Bushnell Tour V4 £269 (Tour V4 Slope £309)

Lots of tour caddies use Bushnell. You can zap anything from five to 1000 yards and be accurate to within a yard. The Slope version adds elevation changes (which can be disabled for tournament play). Both are water resistant and come with a two-year warranty.

 

Rangefinder Guide

GolfBuddy LR5 £219.99

If all you need is an accurate number to a visible hazard or a flag, this is all you need. It’s accurate to within a yard, has three targeting modes to show you distances to different targets and an automatic 10-second shut off, so you don’t waste any battery even if you put it away switched on.

 

Rangefinder Guide

Nikon Golf Coolshot 20 £189

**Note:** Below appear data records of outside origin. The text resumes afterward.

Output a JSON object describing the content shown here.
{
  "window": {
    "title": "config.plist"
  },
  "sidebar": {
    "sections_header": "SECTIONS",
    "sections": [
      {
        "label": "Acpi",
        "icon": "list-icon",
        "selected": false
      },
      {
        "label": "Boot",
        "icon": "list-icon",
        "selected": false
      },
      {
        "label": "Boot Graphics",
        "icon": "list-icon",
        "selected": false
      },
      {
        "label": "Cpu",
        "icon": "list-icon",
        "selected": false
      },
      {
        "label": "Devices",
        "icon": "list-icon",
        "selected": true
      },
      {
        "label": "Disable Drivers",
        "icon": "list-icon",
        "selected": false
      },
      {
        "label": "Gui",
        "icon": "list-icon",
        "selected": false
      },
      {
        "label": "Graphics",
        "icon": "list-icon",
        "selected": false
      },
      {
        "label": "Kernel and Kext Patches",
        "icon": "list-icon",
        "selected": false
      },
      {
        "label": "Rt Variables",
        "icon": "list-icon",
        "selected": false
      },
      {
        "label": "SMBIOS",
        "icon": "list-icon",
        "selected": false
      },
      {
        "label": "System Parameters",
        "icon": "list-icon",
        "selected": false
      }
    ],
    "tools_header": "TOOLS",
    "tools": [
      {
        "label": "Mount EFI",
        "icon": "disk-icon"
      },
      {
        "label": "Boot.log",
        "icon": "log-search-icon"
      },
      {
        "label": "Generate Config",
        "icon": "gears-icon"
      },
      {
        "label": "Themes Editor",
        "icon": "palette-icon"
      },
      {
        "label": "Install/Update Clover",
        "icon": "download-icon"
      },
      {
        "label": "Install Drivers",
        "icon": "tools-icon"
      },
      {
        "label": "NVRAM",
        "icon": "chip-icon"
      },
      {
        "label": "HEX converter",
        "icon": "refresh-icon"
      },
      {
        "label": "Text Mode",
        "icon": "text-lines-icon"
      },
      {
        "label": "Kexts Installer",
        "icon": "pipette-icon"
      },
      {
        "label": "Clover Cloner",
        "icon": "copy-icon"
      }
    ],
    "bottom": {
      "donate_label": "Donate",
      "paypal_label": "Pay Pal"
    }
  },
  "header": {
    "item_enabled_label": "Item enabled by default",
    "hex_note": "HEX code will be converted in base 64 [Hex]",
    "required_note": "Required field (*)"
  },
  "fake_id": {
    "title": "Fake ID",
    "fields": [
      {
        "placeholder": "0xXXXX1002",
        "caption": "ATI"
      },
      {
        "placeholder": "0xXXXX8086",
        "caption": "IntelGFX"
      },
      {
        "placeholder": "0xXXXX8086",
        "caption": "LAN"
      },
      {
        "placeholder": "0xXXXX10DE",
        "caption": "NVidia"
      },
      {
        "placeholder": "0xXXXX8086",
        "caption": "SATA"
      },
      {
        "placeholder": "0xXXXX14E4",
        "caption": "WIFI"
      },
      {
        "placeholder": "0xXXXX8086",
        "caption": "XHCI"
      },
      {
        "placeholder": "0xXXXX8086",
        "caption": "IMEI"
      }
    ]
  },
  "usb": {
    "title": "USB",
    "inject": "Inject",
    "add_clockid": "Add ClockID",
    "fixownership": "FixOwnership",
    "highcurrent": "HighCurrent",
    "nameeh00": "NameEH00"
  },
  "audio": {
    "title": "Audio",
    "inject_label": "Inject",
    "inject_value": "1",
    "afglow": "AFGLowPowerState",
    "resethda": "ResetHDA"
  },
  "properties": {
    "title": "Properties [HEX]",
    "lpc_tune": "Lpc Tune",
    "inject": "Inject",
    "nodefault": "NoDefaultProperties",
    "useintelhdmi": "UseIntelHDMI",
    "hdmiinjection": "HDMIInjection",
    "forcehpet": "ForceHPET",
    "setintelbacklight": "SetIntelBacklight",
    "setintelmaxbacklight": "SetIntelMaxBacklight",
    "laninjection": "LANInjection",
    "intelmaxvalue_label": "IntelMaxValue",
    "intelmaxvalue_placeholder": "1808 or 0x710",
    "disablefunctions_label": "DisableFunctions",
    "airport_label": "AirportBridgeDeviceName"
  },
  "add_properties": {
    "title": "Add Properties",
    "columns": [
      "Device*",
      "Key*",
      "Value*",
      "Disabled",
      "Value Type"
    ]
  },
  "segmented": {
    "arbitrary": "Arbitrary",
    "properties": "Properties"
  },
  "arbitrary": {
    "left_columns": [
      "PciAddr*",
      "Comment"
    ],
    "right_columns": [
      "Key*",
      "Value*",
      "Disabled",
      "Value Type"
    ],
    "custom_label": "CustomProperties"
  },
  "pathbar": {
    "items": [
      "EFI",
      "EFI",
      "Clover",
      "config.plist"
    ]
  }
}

The Coolshot is a seriously compact rangefinder and weighs in at just 125g. A “First Target Priority” mode is really useful when zapping flagsticks against a cluttered backdrop.  A battery condition display means you never need run out of juice during a round.